Lacking any sorcery or anything like that, the aforementioned Sharon Stone is not the most outrageous example of the genre, but it’s an extremely popular one, and provides a good grounding in the basics of Nollywood. The film knows its audience well; Lagos’ religious lower class is understandably particularly fond of escapist melodramas, as well as stories where the greedy and evil get punished, and the relatively simple tale of the titular Sharon, a loose woman who strings along three rich, powerful men until all the lies come crashing down on her, hits all those notes. Also true to form, the film is a technical abomination. It’s clearly shot on a single digital video camera, without so much as a boom mike, and there was apparently not enough time or money to create more than two musical cues, which repeat hypnotically, maddeningly throughout the film’s 95 minutes. It’s extremely telling that the director, Adim Williams, found the time to get a sequel out that very same year, before going on to complete 58 other features by 2008. That’s more films in six years than Woody Allen’s made in a lifetime, but in Nigeria that’s just what you have to do to stay competitive.
What set’s Sharon Stone (there’s no connection to the actual Sharon Stone by the way,except for clever marketing, one supposes) apart from the rest of the ever growing pack is the presence of Genevieve Nnaji who’s gone on to become one of Nollywood’s highest paid actresses and the face of Nigerian cinema abroad, and it’s easy to see why; the former child soap opera star has a definite star quality, especially in comparison to the rest of the wooden cast.
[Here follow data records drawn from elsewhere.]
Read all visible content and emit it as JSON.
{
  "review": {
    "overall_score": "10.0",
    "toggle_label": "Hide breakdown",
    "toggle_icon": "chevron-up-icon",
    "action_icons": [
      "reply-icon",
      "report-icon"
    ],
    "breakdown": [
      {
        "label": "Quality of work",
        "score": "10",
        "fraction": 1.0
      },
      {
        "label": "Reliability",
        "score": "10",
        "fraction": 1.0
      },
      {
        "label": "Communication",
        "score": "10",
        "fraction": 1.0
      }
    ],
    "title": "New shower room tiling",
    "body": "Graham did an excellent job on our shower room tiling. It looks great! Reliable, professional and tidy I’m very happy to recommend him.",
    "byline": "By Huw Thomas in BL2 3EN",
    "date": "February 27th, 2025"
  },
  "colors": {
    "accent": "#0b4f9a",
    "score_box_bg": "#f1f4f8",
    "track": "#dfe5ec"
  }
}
Though Nollywood films are enjoyed throughout the continent and the wide African diaspora, the industry has always been focused on the local, not the global, it’s simply not their target market, but in Nnaji, they have an unlikely ambassador to the rest of world, who lends a glamorous personality to these eccentric, cheapie movies. That’s good news for the more artistically inclined among the Nigerian filmmakers, who seem to crave the kind of art house legitimacy that’s been afforded Chinese, French or German films, even if, at the moment, those desires are being thwarted by skeptical investors and bootleggers who begin to devalue the films the moment they’re released. More money and more creative freedom can’t be a bad thing, but it might not be wise to mess with success too much. After all, if Lagos is already nipping at Hollywood’s heels after some two decades, who knows what the rest of the 20th century will bring.